In what is expected to be one of the most watched contests in the upcoming election cycle, California’s debate over medical malpractice caps is gathering steam. With vocal backers on both sides, the decision which will be made by voters in November is expected to inform future debates over medical malpractice caps in other states. Passage of the ballot initiative, known as Proposition 46, could encourage other states to rethink their approach to non-economic medical malpractice caps as well.
The debate hinges on the state’s cap on non-economic damages in cases of medical malpractice. The cap is currently set at $250,000, a figure which has not changed since 1975. The ballot initiative seeks to increase this number to $1.1 million, and tie it to inflation so that it may increase along with inflation in the future. The state has no limit on economic damages.
In addition to the increase in the state’s medical malpractice cap, Proposition 46 also "would require hospitals to randomly test doctors for drugs and alcohol and would mandate that physicians use a statewide database before prescribing certain drugs such as painkillers, in an effort to curb prescription drug abuse."

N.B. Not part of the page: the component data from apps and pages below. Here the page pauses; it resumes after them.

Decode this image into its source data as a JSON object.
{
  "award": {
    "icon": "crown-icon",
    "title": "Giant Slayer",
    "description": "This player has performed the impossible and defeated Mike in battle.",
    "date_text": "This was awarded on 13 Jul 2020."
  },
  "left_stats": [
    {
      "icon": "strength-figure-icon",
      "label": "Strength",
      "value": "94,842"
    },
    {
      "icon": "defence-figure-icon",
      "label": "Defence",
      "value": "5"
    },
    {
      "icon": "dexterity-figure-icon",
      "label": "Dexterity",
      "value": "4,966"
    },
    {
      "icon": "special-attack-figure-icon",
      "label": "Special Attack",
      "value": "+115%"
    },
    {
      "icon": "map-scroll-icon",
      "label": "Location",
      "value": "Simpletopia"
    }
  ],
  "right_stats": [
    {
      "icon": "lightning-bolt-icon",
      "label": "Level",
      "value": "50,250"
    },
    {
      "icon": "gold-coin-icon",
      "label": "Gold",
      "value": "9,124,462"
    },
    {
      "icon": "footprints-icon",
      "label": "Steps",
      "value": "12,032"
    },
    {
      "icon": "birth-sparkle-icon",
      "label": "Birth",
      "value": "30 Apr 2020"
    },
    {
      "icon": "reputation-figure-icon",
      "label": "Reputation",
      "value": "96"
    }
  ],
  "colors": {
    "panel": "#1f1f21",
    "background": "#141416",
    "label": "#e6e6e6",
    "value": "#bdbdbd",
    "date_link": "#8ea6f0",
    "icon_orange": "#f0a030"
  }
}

Keep up with us on our blog for more information on the medical malpractice cap debate in California as it progresses.